The repercussions of this time-consuming process are also evident from the cases where the costs of processing DSARs has been very high for several organizations or businesses. For instance, in one case where James Titcombe sought a Freedom of Information request from the Nursing and Midwifery Council, the cost of processing the request was estimated to be almost 240,000 GBP.
In another instance of a troublesome DSAR, one organization had to go through over half a million emails in order to process the request and respond. The cost for processing this one single access request was estimated to be 116,000 GBP.
Having considered the rising number of DSARs and the associated costs involved with them, it is now important to consider the question as to how a GDPR compliance software can be useful for you in dealing with the issues.
Many organizations have noted that a lot of DSARs are without merit, but they have to spend a lot of time separating the valid and from the non-valid requests. This requires managing and reviewing huge volumes of personal data. It is often the case that a single request from an individual produces different responses from different departments. This mix up needs to be resolved before the consumer is answered and this creates additional work and takes up a lot of time.
One of the biggest challenges for DPOs in global organizations is to manage the volume of personal data that needs to be reviewed before a response can go out. Sending out another client’s or employee data by mistake can get the companies in trouble as it is considered a data breach. Moreover, companies have to be careful not to share sensitive business information by mistake.

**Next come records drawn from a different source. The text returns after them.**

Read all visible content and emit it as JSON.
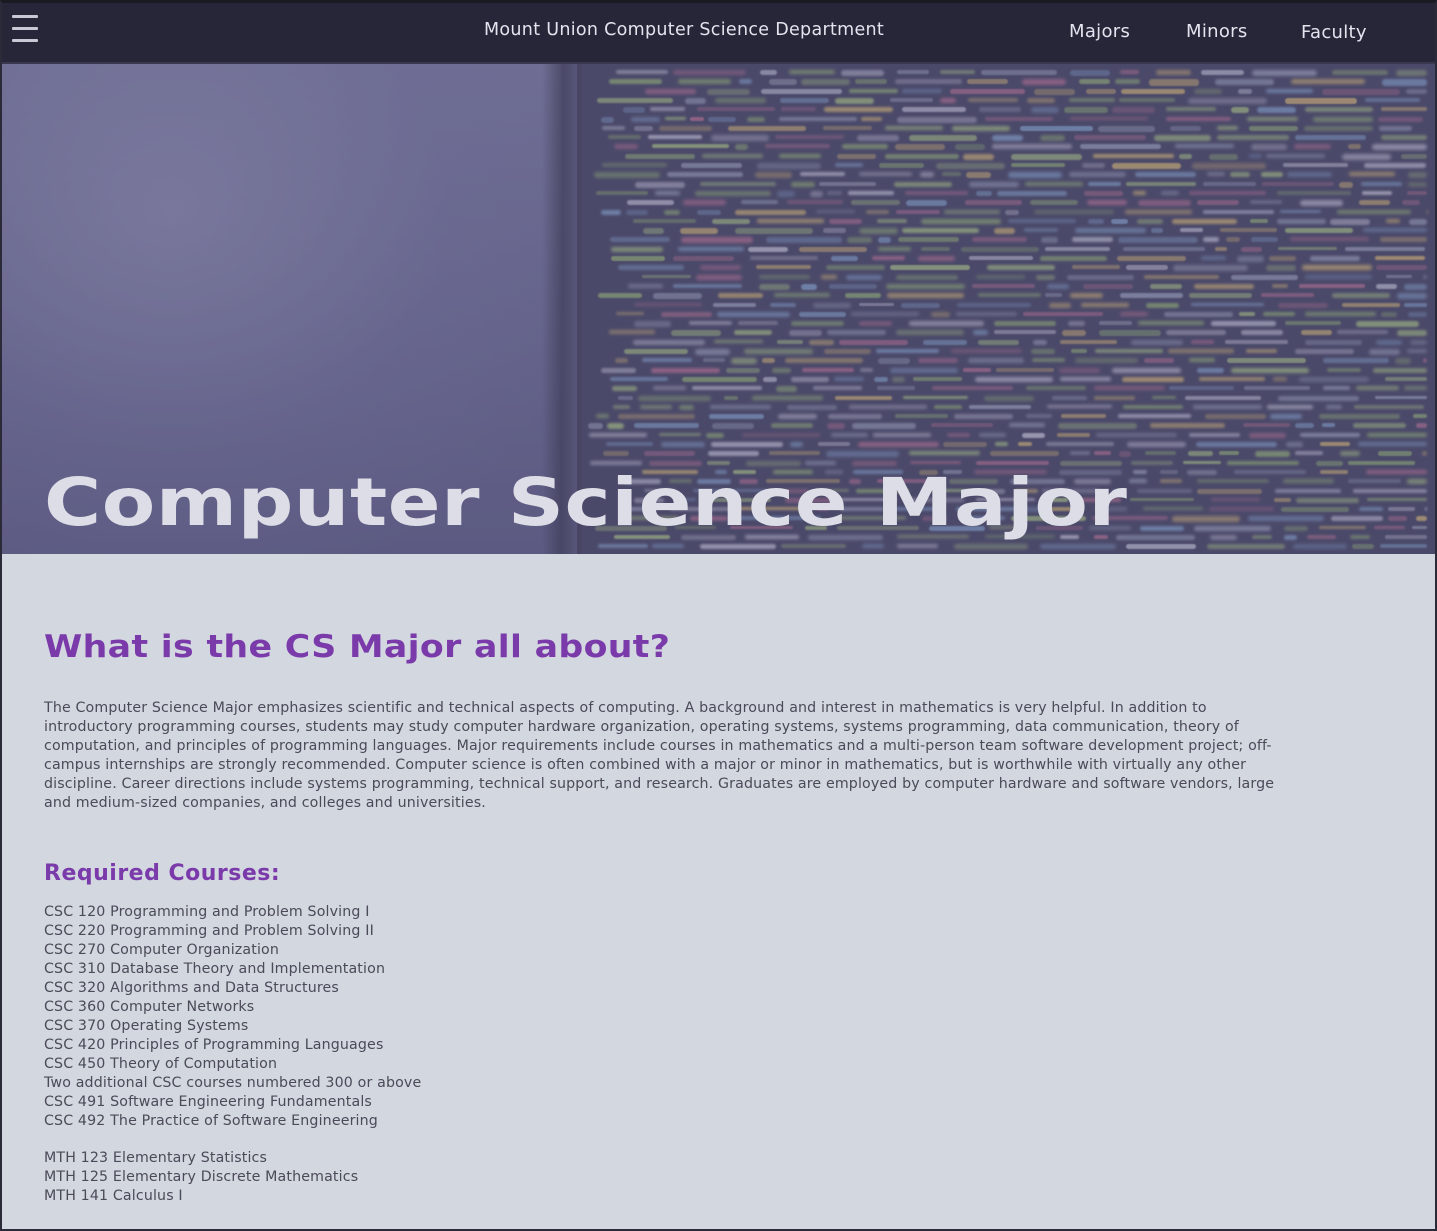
{
  "nav": {
    "menu_icon": "hamburger-menu-icon",
    "site_title": "Mount Union Computer Science Department",
    "links": [
      {
        "label": "Majors"
      },
      {
        "label": "Minors"
      },
      {
        "label": "Faculty"
      }
    ]
  },
  "hero": {
    "title": "Computer Science Major",
    "background": "blurred-code-on-monitor-image"
  },
  "about": {
    "heading": "What is the CS Major all about?",
    "description": "The Computer Science Major emphasizes scientific and technical aspects of computing. A background and interest in mathematics is very helpful.  In addition to introductory programming courses, students may study computer hardware organization, operating systems, systems programming, data communication, theory of computation, and principles of programming languages.  Major requirements include courses in mathematics and a multi-person team software de­velopment project; off-campus internships are strongly recommended.  Computer science is often combined with a major or minor in mathematics, but is worthwhile with virtually any other discipline.  Career directions include systems programming, technical support, and research.  Graduates are employed by computer hardware and software vendors, large and medium-sized companies, and colleges and universities."
  },
  "requirements": {
    "heading": "Required Courses:",
    "cs_courses": [
      "CSC 120 Programming and Problem Solving I",
      "CSC 220 Programming and Problem Solving II",
      "CSC 270 Computer Organization",
      "CSC 310 Database Theory and Implementation",
      "CSC 320 Algorithms and Data Structures",
      "CSC 360 Computer Networks",
      "CSC 370 Operating Systems",
      "CSC 420 Principles of Programming Languages",
      "CSC 450 Theory of Computation",
      "Two additional CSC courses numbered 300 or above",
      "CSC 491 Software Engineering Fundamentals",
      "CSC 492 The Practice of Software Engineering"
    ],
    "math_courses": [
      "MTH 123 Elementary Statistics",
      "MTH 125 Elementary Discrete Mathematics",
      "MTH 141 Calculus I"
    ]
  },
  "colors": {
    "nav_bg": "#272538",
    "page_bg": "#d3d7e0",
    "accent_purple": "#7a3aaa",
    "body_text": "#4a4a58",
    "hero_title": "#dcdde6"
  }
}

The mounting costs and the time associated with the processing of DSARs require an effective solution in the form of an efficient GDPR compliance software.
It is impractical and inconvenient for businesses to invest hours to process a single request. This has led to increases in data management costs because each request requires:
Under the GDPR, businesses have only one month to complete the entire procedure. The process, if done manually, requires many hours to process a single request.
Many organizations have new guidelines and procedures about how to comply with the GDPR. However, not so many have hired dedicated, full-time personnel or purchased special technology or software to deal with the issue. Investment in software can help the businesses cut costs, while streamlining compliance workflows and drastically reducing the human factor.
These advantages are the reason why IAPP reports around 28% of the organizations they surveyed in 2019 had already purchased software and 18% were planning to invest in DSAR software. Moreover, the study also showed that 37% of businesses have already integrated data mapping and flow technology, while 24% plan to purchase software to make the businesses comply with the regulations.
The architecture of GDPR compliance software programs aims to increase security management, facilitate communication with the customers, monitor the status of the complaints, and map data to save costs, time, and the resources of the organizations.
In general GDPR compliance software enables organizations to maximise their GDPR compliance. The main thing when assessing whether your business would be better off with using software is to look at how many requests and how much your current privacy operations cost without GDPR compliance software. If your organization receives many requests from consumers and privacy compliance is becoming costly for you, consider trying GDPR compliance software. Automation could well make it easier to meet the requirements of the regulations, while enabling you to invest your time and energy into your key business goals.